Well, I suppose I could ramble on, but I won?t. Let me just say thanks to all you good readers who have delved into The Pet Plague Universe and have helped me along the writing and publishing road by purchasing and reading my books. I sincerely hope you?ve enjoyed those tales as much as I enjoyed the writing of them, and I hope you have a good time reading (or re-reading) these three novels. Most of the subject matter revolves around events and developments I?m interested in. It’s been said over and over again: write about what you know. I don?t claim to be an expert on many aspects of the possible future I wrote about here, but I do try to keep at least marginally well-versed in most of the science involved. I stretched the envelope quite a bit sometimes, as science fiction writers are wont to do, but it was all in fun.
For those of you who wrote me about The Pet Plague, thank you. Letters are always welcome. For those interested in what I?m doing now and what my life is like, you can examine my monthly newsletter at www.darrellbain.com. You can also write to me at the email address there. I talk about books, as well as lots of other stuff not related to writing or publishing in my monthly newsletter and comments about it are also welcomed.
But now I?ve talked, or written rather, enough. Time to go. Those mirror neurons I?m involved with writing about now are calling.

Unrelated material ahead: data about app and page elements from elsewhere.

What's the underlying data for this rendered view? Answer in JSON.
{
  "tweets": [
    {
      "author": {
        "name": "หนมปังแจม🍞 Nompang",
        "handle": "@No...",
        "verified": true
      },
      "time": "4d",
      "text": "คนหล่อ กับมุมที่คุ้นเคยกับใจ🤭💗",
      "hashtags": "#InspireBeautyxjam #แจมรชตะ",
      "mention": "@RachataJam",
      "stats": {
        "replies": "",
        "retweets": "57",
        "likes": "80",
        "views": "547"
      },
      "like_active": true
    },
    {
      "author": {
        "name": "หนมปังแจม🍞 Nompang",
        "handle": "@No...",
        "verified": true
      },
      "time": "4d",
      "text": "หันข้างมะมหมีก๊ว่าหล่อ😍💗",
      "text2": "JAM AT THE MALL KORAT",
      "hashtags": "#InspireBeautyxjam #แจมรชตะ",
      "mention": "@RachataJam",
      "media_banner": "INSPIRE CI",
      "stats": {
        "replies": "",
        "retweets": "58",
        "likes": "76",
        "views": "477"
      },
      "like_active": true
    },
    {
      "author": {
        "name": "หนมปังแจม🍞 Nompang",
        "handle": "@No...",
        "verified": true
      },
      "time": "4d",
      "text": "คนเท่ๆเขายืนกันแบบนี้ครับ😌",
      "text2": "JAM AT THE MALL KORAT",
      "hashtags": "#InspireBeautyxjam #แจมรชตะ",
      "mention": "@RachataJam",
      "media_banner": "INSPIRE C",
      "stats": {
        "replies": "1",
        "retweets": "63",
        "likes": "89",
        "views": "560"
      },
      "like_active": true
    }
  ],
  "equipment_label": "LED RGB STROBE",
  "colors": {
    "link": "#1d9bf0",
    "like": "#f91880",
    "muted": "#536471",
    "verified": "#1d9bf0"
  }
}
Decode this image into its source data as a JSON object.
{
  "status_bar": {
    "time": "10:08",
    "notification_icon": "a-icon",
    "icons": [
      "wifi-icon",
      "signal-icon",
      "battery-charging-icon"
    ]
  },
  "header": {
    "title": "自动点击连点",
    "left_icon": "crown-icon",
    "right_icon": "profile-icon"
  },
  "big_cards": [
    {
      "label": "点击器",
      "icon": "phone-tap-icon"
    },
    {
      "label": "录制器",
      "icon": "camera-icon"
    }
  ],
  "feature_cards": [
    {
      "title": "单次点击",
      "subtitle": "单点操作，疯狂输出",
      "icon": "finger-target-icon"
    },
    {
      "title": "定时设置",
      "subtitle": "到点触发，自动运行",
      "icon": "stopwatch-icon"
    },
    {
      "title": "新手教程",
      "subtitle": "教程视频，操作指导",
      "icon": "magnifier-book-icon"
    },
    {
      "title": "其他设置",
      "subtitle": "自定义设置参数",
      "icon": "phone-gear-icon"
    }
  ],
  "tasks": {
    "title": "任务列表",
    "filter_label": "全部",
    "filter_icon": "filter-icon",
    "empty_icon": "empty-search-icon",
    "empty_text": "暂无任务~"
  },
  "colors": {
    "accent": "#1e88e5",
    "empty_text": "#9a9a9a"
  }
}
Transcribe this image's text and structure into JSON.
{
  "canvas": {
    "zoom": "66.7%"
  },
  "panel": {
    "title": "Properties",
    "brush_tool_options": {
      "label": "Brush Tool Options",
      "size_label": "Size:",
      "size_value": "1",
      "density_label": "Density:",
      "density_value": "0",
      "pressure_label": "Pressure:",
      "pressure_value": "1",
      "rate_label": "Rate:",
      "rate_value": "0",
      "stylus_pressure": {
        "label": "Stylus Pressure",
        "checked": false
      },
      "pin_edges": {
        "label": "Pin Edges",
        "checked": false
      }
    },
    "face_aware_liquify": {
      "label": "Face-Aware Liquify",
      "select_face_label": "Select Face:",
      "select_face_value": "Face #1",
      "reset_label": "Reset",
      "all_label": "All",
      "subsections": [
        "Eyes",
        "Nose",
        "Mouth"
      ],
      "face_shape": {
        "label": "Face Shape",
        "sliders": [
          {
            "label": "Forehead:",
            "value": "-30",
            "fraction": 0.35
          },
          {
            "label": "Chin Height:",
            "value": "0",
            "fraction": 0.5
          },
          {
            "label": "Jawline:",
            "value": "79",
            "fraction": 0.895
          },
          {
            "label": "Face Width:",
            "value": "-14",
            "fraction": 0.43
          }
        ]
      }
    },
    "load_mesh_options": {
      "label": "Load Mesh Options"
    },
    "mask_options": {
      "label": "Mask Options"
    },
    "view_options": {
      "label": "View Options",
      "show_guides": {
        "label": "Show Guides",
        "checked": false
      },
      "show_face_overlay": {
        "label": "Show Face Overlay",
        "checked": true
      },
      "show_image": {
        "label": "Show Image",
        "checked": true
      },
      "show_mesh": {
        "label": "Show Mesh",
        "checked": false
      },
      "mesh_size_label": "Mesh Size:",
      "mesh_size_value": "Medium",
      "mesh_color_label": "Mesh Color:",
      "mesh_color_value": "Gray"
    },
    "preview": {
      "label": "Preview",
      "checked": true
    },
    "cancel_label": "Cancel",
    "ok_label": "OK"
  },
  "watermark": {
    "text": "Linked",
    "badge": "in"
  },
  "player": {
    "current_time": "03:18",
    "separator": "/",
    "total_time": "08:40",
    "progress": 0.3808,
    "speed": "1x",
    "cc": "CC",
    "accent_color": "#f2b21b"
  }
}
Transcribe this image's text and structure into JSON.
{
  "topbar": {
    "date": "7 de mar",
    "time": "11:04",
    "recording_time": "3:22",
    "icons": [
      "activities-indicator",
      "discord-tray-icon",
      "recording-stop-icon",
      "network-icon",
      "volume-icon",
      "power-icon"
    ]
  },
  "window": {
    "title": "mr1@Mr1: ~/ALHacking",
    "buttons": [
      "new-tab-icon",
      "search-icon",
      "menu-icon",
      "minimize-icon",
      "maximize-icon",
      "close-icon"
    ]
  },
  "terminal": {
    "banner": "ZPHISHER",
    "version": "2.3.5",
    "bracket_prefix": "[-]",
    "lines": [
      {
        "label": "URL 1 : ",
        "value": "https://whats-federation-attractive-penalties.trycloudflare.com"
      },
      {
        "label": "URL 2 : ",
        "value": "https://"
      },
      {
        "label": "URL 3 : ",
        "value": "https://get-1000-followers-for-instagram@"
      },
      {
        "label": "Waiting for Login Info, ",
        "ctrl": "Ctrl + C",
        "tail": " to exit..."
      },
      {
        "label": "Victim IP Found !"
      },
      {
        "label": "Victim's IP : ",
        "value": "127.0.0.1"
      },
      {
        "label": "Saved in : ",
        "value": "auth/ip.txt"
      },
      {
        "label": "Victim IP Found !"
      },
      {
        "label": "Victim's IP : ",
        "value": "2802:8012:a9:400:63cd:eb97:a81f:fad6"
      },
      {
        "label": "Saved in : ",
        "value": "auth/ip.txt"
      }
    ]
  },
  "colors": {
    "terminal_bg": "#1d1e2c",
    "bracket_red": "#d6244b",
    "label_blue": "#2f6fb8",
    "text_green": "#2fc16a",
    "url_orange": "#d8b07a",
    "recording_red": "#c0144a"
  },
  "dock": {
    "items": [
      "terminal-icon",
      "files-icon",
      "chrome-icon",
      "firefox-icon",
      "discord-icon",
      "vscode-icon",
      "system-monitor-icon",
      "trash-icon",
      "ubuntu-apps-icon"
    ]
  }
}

Whoops! One more note. I?ve been asked if I?ll ever write another book in this series, and carry on the tale. Honestly, I don?t know. I really wanted to do at least another short story or novella to go with this trilogy, but I have so many other projects underway at the present time that I just couldn?t get to it. So many stories to write, so little time?